Problem: In full and without alteration, copy the listing.

══ Records supplied

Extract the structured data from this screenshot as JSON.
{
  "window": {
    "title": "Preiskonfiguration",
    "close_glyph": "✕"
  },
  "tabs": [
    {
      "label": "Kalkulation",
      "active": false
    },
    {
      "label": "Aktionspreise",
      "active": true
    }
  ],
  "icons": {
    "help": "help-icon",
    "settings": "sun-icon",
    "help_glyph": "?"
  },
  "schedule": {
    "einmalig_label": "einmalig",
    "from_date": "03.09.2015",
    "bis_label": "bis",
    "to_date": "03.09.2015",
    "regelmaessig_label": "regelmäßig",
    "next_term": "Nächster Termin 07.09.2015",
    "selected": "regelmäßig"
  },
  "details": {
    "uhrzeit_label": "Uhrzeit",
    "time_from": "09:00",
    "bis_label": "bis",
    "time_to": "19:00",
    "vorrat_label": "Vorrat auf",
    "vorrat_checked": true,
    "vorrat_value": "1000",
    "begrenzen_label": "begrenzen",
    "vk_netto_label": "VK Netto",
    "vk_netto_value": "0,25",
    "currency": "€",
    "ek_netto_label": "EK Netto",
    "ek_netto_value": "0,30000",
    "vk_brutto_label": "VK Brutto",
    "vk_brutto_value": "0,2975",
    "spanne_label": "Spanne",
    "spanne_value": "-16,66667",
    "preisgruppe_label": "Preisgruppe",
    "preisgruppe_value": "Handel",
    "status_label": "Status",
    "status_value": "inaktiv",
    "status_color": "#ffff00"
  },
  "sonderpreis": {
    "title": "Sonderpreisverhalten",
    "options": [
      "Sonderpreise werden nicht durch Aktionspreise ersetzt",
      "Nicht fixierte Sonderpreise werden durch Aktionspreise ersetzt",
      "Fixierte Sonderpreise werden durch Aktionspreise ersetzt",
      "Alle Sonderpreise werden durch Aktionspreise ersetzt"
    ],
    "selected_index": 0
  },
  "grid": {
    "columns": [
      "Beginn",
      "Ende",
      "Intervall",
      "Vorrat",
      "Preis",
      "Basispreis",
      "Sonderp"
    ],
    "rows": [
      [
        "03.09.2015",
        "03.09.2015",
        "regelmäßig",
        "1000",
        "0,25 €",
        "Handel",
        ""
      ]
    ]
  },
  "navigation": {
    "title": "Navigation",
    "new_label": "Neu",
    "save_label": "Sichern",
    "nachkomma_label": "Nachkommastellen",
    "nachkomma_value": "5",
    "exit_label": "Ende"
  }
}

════

Output below:
Extract the structured data from this screenshot as JSON.
{
  "window": {
    "title": "Preiskonfiguration",
    "close_glyph": "✕"
  },
  "tabs": [
    {
      "label": "Kalkulation",
      "active": false
    },
    {
      "label": "Aktionspreise",
      "active": true
    }
  ],
  "icons": {
    "help": "help-icon",
    "settings": "sun-icon",
    "help_glyph": "?"
  },
  "schedule": {
    "einmalig_label": "einmalig",
    "from_date": "03.09.2015",
    "bis_label": "bis",
    "to_date": "03.09.2015",
    "regelmaessig_label": "regelmäßig",
    "next_term": "Nächster Termin 07.09.2015",
    "selected": "regelmäßig"
  },
  "details": {
    "uhrzeit_label": "Uhrzeit",
    "time_from": "09:00",
    "bis_label": "bis",
    "time_to": "19:00",
    "vorrat_label": "Vorrat auf",
    "vorrat_checked": true,
    "vorrat_value": "1000",
    "begrenzen_label": "begrenzen",
    "vk_netto_label": "VK Netto",
    "vk_netto_value": "0,25",
    "currency": "€",
    "ek_netto_label": "EK Netto",
    "ek_netto_value": "0,30000",
    "vk_brutto_label": "VK Brutto",
    "vk_brutto_value": "0,2975",
    "spanne_label": "Spanne",
    "spanne_value": "-16,66667",
    "preisgruppe_label": "Preisgruppe",
    "preisgruppe_value": "Handel",
    "status_label": "Status",
    "status_value": "inaktiv",
    "status_color": "#ffff00"
  },
  "sonderpreis": {
    "title": "Sonderpreisverhalten",
    "options": [
      "Sonderpreise werden nicht durch Aktionspreise ersetzt",
      "Nicht fixierte Sonderpreise werden durch Aktionspreise ersetzt",
      "Fixierte Sonderpreise werden durch Aktionspreise ersetzt",
      "Alle Sonderpreise werden durch Aktionspreise ersetzt"
    ],
    "selected_index": 0
  },
  "grid": {
    "columns": [
      "Beginn",
      "Ende",
      "Intervall",
      "Vorrat",
      "Preis",
      "Basispreis",
      "Sonderp"
    ],
    "rows": [
      [
        "03.09.2015",
        "03.09.2015",
        "regelmäßig",
        "1000",
        "0,25 €",
        "Handel",
        ""
      ]
    ]
  },
  "navigation": {
    "title": "Navigation",
    "new_label": "Neu",
    "save_label": "Sichern",
    "nachkomma_label": "Nachkommastellen",
    "nachkomma_value": "5",
    "exit_label": "Ende"
  }
}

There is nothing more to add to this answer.